“All shale basins are now in decline except for the Permian,” Sheffield said, noting he had been estimating growth in the Permian of “roughly about 500,000 b/d…over the last several months.”

Production during the final three months of 2019 averaged 363,000 boe/d, at the top end of guidance, with oil output of 220,000 b/d.

During the quarter 77 wells were placed online. Drilling and completions efficiencies increased by more than 30% from 2017 to 1,600 completed feet/day.

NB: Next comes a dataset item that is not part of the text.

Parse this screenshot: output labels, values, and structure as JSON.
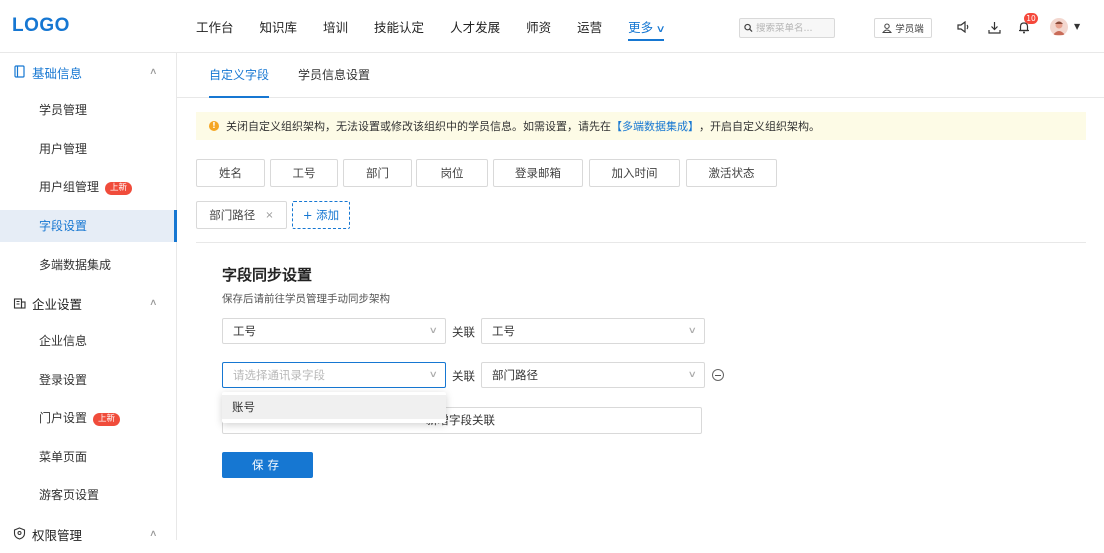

The efficiencies were coupled with about 30% lower well costs.

This year Pioneer plans to operate 23-24 horizontal rigs and place 345-375 wells on production, compared with 306 wells in 2019.

Wells placed on production this year are expected to be divided by formations with 40% Wolfcamp B, 40% Wolfcamp A, 15% Spraberry and 5% other formations, with an average lateral length of 9,800 feet.

Pioneer also continues to transport oil, NGLs and gas from the Permian to “premium-priced” markets, Sheffield noted.

The company’s gas price realizations benefited from firm transportation to the higher-priced West Coast and Gulf Coast markets, compared to selling gas into the oversupplied Waha hub, he said.

Pioneer’s realized gas price in 4Q2019 was $2.21/Mcf, compared to the average Waha price of $1.11. The operator expects to have “minimal exposure” to the Waha hub going forward.

Pioneer’s average realized price for oil in 4Q2019 was $56.01/bbl, with natural gas liquids (NGL) fetching $18.60/bbl. In 4Q2018, prices averaged $49.80 for oil, $26.88/bbl for NGLs and $1.75/Mcf for gas.

Pioneer is moving about 22,000 b/d of oil to the Gulf Coast and over time it expects to deliver more than 300,000 b/d, which over the long term “will be advantageous for getting into higher price markets where we can get Brent pricing,” Sheffield said.

Today the spread between West Texas Intermediate and Brent oil prices are “kind of a neutral breakeven proposition,” but over time, “it still is advantageous to get the higher price markets, so, I don’t think we’re going to change that strategy…We are making sure that we’re available in there to benefit when we see price spikes in the future.”

This year’s drilling, completions and facilities capital expenditures are set at $3-3.3 billion, with another $125 million budgeted for water infrastructure. The capital program is expected to be “fully funded” within forecasted cash flow of about $3.9 billion.

Production in 2020 is expected to be 383,000-403,000 boe/d with oil output of 235,000-245,000 b/d. Output in 1Q2020 is forecast at 361,000-376,000 boe/d with oil production averaging 217,000-227,000 b/d.

Going forward, Pioneer plans to “continue to focus on the things we’ve been focused on, primarily looking at the efficiency side, lean manufacturing…and being relentless…and trying to understand better, more effective ways to go about that,” Sheffield said.

“We’re trying to make our practices consistent all across the field, taking kind of the Southwest Airlines methodology, where any pilot can fly any plane, and having consistency across all of our drilling rigs and frack fleets…A combination of all those efforts leads me to believe we still have several bites at the apple.”

Fourth quarter net profits totaled $344 million ($2.06/share), versus year-ago earnings of $324 million ($1.89). Cash flow from operating activities was $828 million, compared with $915 million in 4Q2018. For 2019, Pioneer’s net income totaled $756 million ($4.50/share), versus 2018’s $978 million ($5.71). Cash flow from operating activities for 2019 was $3.1 billion, compared with 2018’s $3.2 billion.

The company also has increased its quarterly dividend to 55 cents/share, an 185% increase from dividends paid in 2019.

Want to see more earnings? See the full list of NGI’s 4Q2019 earnings season coverage.